Vera Farmiga finds 'Higher Ground' with her new film
Based on Carolyn S. Briggs’ memoir, “This Dark World,” the new drama “Higher Ground” tracks the journey of a born-again Christian wife and mother living in a tightknit Christian community in the Midwest who begins to question her faith. The project, which premiered this year at the Sundance Film Festival and opens in theaters in Los Angeles on Friday, marks the feature directorial debut of Vera Farmiga, who has delivered acclaimed performances in such films as “Up in the Air,” “The Departed” and “Down to the Bone.”
Appropriately enough, the 38-year-old turned the venture into a family affair, starring in the lead and casting her youngest sister, Taissa, as a teenage version of her character, Corinne Walker. The Oscar nominee’s toddler son, Fynn, played Corinne’s baby daughter, and Farmiga’s husband, Renn Hawkey, was one of the producers of the indie film, which was made from a script by Tim Metcalfe and Briggs for less than $2 million. Farmiga also happened to be pregnant with her now 9-month-old daughter, Gytta, during the production.
On a recent visit to Los Angeles from her home in upstate New York, Farmiga revealed why she chose to step behind the camera and her experiences making the film.
Question: Your sister — who is now 17 — got a lot of attention for her performance in the film when it premiered at Sundance in January. Had she acted before?
Vera Farmiga: Never. She was doing me a favor. I think she was sort of a typically bored 15-year-old who was looking for an adventure. She has a tremendous power of expression. I can always tell what she is feeling when I take one look at her face. There are seven children in our family. She’s the baby. I sent her a text and invited her to be in the film. She submitted willingly.

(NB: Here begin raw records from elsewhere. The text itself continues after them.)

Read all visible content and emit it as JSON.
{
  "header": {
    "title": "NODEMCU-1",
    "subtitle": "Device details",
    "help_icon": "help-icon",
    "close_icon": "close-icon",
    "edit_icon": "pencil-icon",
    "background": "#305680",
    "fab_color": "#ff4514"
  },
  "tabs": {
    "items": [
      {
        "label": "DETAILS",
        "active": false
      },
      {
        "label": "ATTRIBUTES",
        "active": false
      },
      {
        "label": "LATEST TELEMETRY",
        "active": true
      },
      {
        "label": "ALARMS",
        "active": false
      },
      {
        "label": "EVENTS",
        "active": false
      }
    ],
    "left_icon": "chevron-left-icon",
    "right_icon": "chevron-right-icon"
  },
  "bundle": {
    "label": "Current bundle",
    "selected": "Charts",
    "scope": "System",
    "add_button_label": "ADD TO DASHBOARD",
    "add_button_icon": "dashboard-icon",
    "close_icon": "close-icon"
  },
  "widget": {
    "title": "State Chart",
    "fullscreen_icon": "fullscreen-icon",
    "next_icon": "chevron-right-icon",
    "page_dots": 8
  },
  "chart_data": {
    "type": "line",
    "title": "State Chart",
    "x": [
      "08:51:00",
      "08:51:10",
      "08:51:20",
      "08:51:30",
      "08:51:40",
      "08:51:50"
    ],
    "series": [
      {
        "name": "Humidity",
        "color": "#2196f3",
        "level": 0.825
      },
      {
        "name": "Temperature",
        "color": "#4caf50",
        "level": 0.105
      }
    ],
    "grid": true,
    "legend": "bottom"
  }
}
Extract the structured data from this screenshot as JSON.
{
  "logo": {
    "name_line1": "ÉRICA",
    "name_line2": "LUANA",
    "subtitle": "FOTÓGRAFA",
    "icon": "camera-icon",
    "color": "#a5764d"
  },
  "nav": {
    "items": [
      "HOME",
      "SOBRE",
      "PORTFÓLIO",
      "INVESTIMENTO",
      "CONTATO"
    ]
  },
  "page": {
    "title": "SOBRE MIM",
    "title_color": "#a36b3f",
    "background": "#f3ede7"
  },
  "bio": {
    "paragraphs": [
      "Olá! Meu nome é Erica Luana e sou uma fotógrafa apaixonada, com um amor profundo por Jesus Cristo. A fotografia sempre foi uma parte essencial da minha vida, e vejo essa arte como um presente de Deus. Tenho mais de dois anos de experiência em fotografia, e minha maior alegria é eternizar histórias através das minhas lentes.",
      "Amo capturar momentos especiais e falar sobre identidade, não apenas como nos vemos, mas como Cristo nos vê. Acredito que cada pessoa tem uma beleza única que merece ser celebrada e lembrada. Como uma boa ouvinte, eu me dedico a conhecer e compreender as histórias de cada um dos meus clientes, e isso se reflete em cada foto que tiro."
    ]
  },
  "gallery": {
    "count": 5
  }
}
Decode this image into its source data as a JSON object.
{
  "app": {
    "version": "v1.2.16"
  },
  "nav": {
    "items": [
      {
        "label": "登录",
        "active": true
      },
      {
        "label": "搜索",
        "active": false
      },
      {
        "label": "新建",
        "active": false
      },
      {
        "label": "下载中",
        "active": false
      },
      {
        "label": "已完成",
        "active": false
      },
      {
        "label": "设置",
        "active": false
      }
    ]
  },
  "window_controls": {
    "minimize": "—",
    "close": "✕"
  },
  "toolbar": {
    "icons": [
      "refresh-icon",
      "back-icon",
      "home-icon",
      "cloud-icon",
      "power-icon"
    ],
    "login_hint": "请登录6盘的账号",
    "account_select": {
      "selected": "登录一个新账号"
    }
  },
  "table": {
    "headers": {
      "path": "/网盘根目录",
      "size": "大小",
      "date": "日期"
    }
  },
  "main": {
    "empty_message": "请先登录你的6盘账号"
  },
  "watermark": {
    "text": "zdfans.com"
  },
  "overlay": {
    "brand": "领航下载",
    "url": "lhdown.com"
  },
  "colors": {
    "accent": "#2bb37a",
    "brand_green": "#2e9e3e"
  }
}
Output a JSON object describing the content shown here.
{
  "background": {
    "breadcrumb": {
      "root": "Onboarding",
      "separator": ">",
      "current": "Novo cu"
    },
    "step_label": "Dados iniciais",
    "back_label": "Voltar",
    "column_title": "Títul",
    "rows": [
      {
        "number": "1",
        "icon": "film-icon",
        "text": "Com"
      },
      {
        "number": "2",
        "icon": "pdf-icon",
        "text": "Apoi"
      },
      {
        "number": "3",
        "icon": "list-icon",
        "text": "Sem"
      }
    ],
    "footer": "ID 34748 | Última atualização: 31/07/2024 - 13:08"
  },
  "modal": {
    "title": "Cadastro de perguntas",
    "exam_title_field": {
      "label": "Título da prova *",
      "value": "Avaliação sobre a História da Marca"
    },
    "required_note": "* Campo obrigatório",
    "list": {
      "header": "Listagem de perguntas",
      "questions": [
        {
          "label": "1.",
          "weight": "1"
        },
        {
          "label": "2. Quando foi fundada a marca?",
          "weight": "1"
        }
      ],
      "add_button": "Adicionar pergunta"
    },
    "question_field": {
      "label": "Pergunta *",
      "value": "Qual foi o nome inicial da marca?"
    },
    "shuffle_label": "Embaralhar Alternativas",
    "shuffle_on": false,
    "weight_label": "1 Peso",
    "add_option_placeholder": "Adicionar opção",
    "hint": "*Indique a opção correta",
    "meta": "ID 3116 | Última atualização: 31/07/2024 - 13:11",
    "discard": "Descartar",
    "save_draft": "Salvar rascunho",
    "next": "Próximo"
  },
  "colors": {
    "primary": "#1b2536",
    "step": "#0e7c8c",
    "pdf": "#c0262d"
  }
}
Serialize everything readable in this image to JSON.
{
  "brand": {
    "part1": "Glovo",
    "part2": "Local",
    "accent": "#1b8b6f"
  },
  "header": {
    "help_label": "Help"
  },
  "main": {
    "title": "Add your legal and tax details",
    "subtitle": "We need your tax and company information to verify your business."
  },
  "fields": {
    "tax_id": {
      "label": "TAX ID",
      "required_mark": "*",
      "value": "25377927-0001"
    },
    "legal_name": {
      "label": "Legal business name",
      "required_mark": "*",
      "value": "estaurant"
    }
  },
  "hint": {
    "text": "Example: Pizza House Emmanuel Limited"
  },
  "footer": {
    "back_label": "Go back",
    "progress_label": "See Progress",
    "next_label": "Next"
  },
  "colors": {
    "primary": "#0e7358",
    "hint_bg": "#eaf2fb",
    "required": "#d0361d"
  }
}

Q: You have worked with directors including Martin Scorsese, Jason Reitman and Debra Granik. Was it a natural progression for you to try your hand at directing?
Q: But you had been attached to the project as an actress for a long time.
V.F.: I attached myself to [writer-director] Tim Metcalfe for three years. He conceptualized it as a film. After three years of collaboration we shopped it around to some certain New York financiers. No one was taking the bait.
Q: Do you think they were fearful of trying to market a movie with religious content?
V.F.: It is easy to market a film with religion as a backdrop. The apocalypse is always an easy sell as a thriller, and religion and spirituality in a horror film is an easy sell. But something that actually investigates a spiritual trek is incredibly hard to market because you can’t categorize it and it’s not easy to digest.
Q: So how did you ultimately decide to direct?
V.F.: When I found out I was pregnant with my second child, I said, “I have to be more selective as where I put my energies.” I told Tim, “I think this is the end of the road for us.” As soon as I tried to wiggle away … he suggested that I direct it. The investment only came in once I made the choice to direct it.
Q: You also began to collaborate on the script with Briggs.
V.F.: I flew to Iowa [where Briggs teaches creative writing]. We went back to her memoir and started working. Tim stepped away for personal reasons and Carolyn and I sort of very intimately began to develop the script.
Q: Have you gotten any feedback from religious communities about the film?
V.F.: My aunt, who is an Episcopalian pastor, wept with joy to such an honest depiction of the struggle of faith. Pastors have wanted to use it as a teaching tool.
Q: Are you ready to tackle your second film as director?
V.F.: I am not chasing it but if I feel like I have a unique take on something…. Films read like prisms, and if I feel there is a new angle of illumination then yes, absolutely.
-- Susan King
Photo: Vera Farmiga. Credit: Anne Cusack / Los Angeles Times